The ghost orchid's tangled mass of green roots clings tightly to the trunks of various tree species including cypress, pond apple, and maple and is visible year-round.It is distinguished from other species of orchid by the presence of thin white markings dotting its roots. In June and July, at the peak of mosquito season, the ghost orchid blooms. At night, it is pollinated by the sphinx moth, whose long tongue or proboscis allows it to receive a sweet reward of nectar from the flower that is not easily reached by other insects. Ideally, the moth will travel to more than one ghost orchid plant, thus transferring pollen. However, the ghost orchid is a rare and endangered plant species that does not flower reliably.

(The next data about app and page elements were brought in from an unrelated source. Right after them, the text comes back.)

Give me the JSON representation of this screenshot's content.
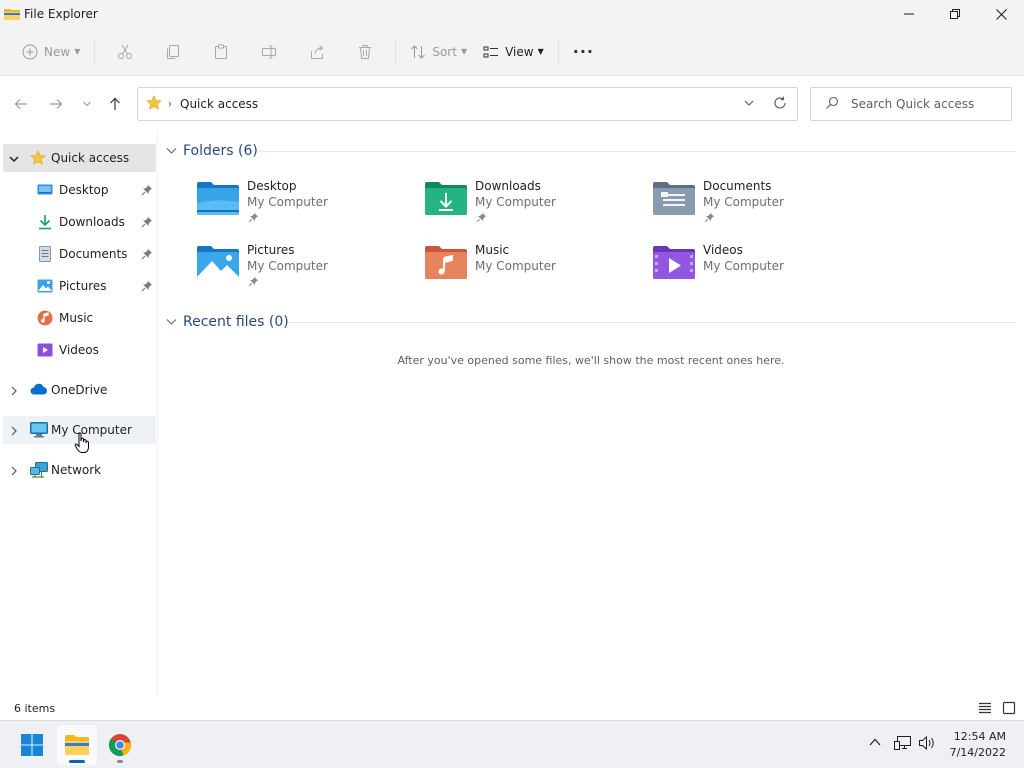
{
  "window": {
    "title": "File Explorer"
  },
  "toolbar": {
    "new_label": "New",
    "sort_label": "Sort",
    "view_label": "View",
    "more_label": "···"
  },
  "address": {
    "crumb_sep": "›",
    "crumb": "Quick access",
    "search_placeholder": "Search Quick access"
  },
  "sidebar": {
    "items": [
      {
        "label": "Quick access",
        "icon": "star-icon"
      },
      {
        "label": "Desktop",
        "icon": "desktop-icon"
      },
      {
        "label": "Downloads",
        "icon": "download-icon"
      },
      {
        "label": "Documents",
        "icon": "document-icon"
      },
      {
        "label": "Pictures",
        "icon": "picture-icon"
      },
      {
        "label": "Music",
        "icon": "music-icon"
      },
      {
        "label": "Videos",
        "icon": "video-icon"
      },
      {
        "label": "OneDrive",
        "icon": "cloud-icon"
      },
      {
        "label": "My Computer",
        "icon": "computer-icon"
      },
      {
        "label": "Network",
        "icon": "network-icon"
      }
    ]
  },
  "main": {
    "folders_heading": "Folders (6)",
    "folders": [
      {
        "name": "Desktop",
        "location": "My Computer",
        "pinned": true,
        "icon": "desktop-folder-icon"
      },
      {
        "name": "Downloads",
        "location": "My Computer",
        "pinned": true,
        "icon": "downloads-folder-icon"
      },
      {
        "name": "Documents",
        "location": "My Computer",
        "pinned": true,
        "icon": "documents-folder-icon"
      },
      {
        "name": "Pictures",
        "location": "My Computer",
        "pinned": true,
        "icon": "pictures-folder-icon"
      },
      {
        "name": "Music",
        "location": "My Computer",
        "pinned": false,
        "icon": "music-folder-icon"
      },
      {
        "name": "Videos",
        "location": "My Computer",
        "pinned": false,
        "icon": "videos-folder-icon"
      }
    ],
    "recent_heading": "Recent files (0)",
    "recent_empty": "After you've opened some files, we'll show the most recent ones here."
  },
  "status": {
    "item_count": "6 items"
  },
  "taskbar": {
    "time": "12:54 AM",
    "date": "7/14/2022"
  },
  "colors": {
    "accent": "#0067c0",
    "heading": "#2b4a78",
    "selected_bg": "#e5e5e5"
  }
}
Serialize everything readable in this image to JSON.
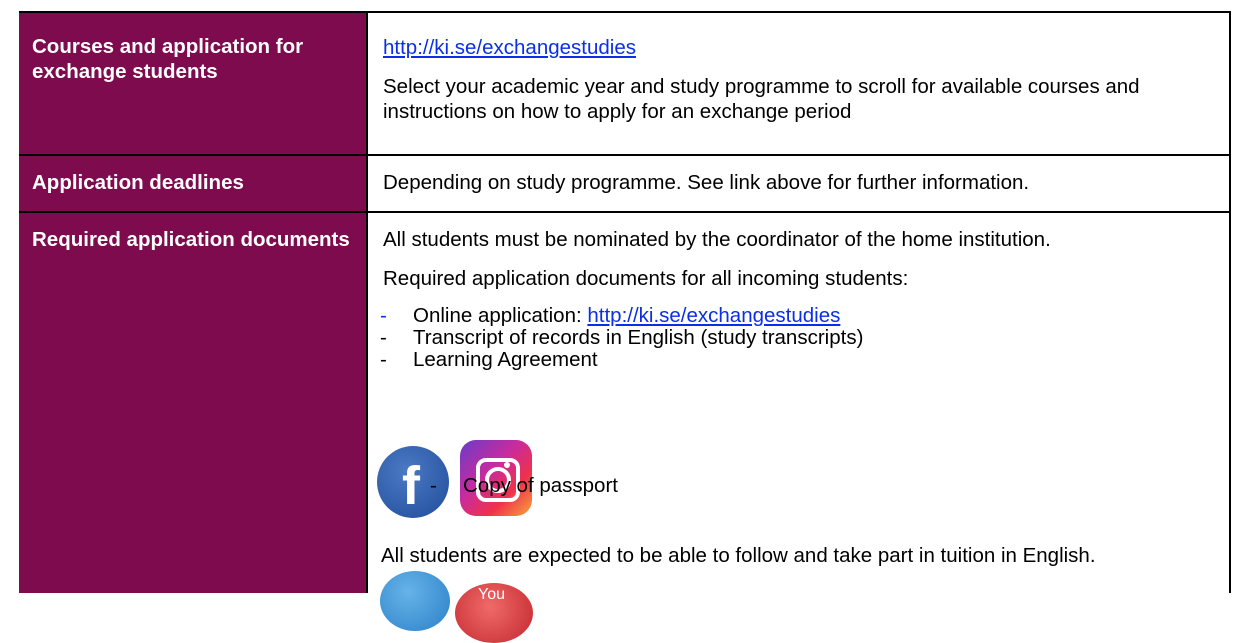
{
  "rows": [
    {
      "label": "Courses and application for exchange students",
      "link": "http://ki.se/exchangestudies",
      "text": "Select your academic year and study programme to scroll for available courses and instructions on how to apply for an exchange period"
    },
    {
      "label": "Application deadlines",
      "text": "Depending on study programme. See link above for further information."
    },
    {
      "label": "Required application documents",
      "text1": "All students must be nominated by the coordinator of the home institution.",
      "text2": "Required application documents for all incoming students:",
      "docs": [
        {
          "dash": "-",
          "prefix": "Online application: ",
          "link": "http://ki.se/exchangestudies"
        },
        {
          "dash": "-",
          "text": "Transcript of records in English (study transcripts)"
        },
        {
          "dash": "-",
          "text": "Learning Agreement"
        },
        {
          "dash": "-",
          "text": "Copy of passport"
        }
      ],
      "text3": "All students are expected to be able to follow and take part in tuition in English."
    }
  ],
  "social": {
    "facebook": "facebook-icon",
    "instagram": "instagram-icon",
    "twitter": "twitter-icon",
    "youtube": "youtube-icon",
    "youtube_text": "You"
  },
  "colors": {
    "label_bg": "#7d0b4d",
    "link": "#0b2fe8"
  }
}
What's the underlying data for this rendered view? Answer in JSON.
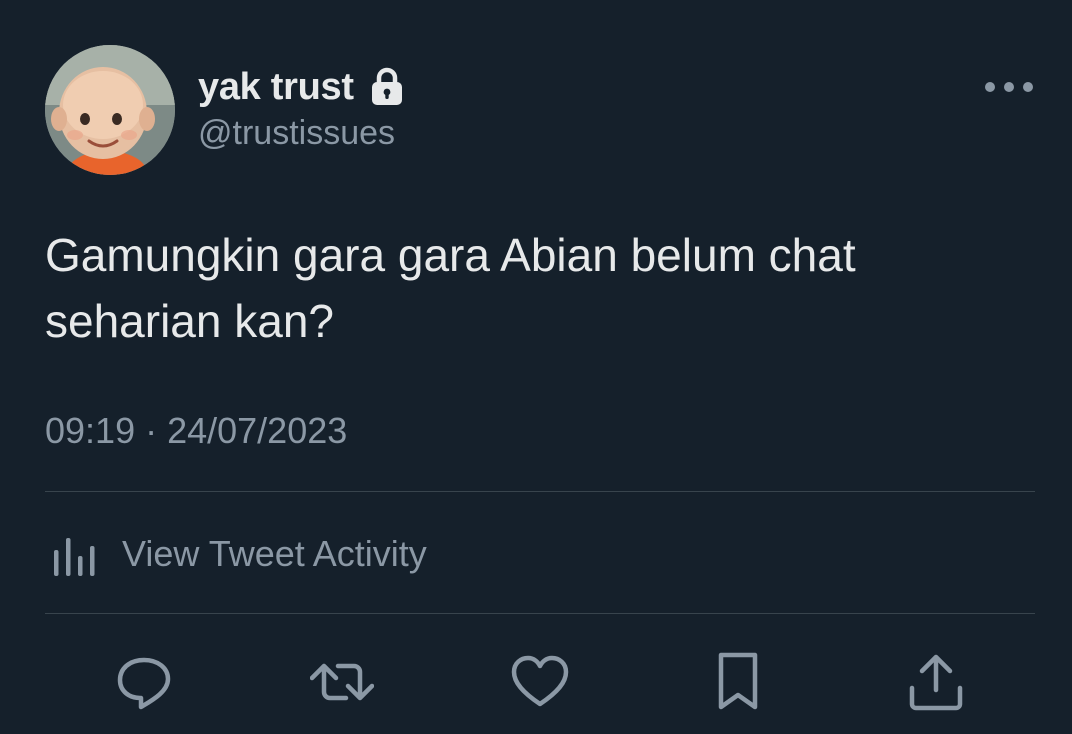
{
  "author": {
    "display_name": "yak trust",
    "handle": "@trustissues",
    "protected_icon": "lock-icon",
    "avatar_icon": "cartoon-boy-avatar"
  },
  "tweet": {
    "text": "Gamungkin gara gara Abian belum chat seharian kan?",
    "timestamp": "09:19 · 24/07/2023"
  },
  "activity": {
    "label": "View Tweet Activity",
    "icon": "bar-chart-icon"
  },
  "actions": [
    {
      "name": "reply",
      "icon": "reply-icon"
    },
    {
      "name": "retweet",
      "icon": "retweet-icon"
    },
    {
      "name": "like",
      "icon": "heart-icon"
    },
    {
      "name": "bookmark",
      "icon": "bookmark-icon"
    },
    {
      "name": "share",
      "icon": "share-icon"
    }
  ],
  "colors": {
    "background": "#15202b",
    "primary_text": "#e7e9ea",
    "secondary_text": "#8b98a5",
    "divider": "#38444d"
  }
}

Habitat destruction and hydrologic changes due to human development in South Florida have been partially responsible for the decline of ghost orchid populations. Also, over-collecting has had a negative impact on this special plant. The ghost orchid is now protected in many public land areas in South Florida, including Big Cypress National Preserve. With continued protection, the ghost and other orchids will continue to inhabit the unique mosaic of ecosystems that is South Florida.

Ghost orchid in bloom.

Did You Know?


Before Gerald Ford, the 38th President of the United States designated Big Cypress as the country's first national preserve, in 1974, he worked as a National Park Ranger at Yellowstone National Park, in 1936. He was the only US President to have worked for the National Park Service.